▶ WHAT YOU NEED TO DO
After reading the entries below, report how many lines have the string "goal" in them, giving the number alone.

▶ DATA SECTION
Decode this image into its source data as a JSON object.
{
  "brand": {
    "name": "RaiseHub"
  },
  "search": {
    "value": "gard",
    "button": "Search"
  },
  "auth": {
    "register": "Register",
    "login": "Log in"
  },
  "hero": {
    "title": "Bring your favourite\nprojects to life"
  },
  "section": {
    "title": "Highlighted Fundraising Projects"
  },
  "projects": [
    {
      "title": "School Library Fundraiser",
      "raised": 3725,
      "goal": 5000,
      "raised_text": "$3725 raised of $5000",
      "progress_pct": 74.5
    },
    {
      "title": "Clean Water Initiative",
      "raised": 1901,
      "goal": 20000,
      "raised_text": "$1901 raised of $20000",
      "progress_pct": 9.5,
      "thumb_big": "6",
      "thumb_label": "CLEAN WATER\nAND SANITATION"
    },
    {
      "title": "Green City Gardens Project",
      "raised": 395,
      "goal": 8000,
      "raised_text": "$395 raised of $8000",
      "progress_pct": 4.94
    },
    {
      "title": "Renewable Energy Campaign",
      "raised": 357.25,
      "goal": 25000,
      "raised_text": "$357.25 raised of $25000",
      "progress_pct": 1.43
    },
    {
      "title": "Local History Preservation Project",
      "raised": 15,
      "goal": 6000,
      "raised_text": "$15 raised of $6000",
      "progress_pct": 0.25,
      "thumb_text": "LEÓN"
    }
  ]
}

▶ EXERCISE OUTPUT
5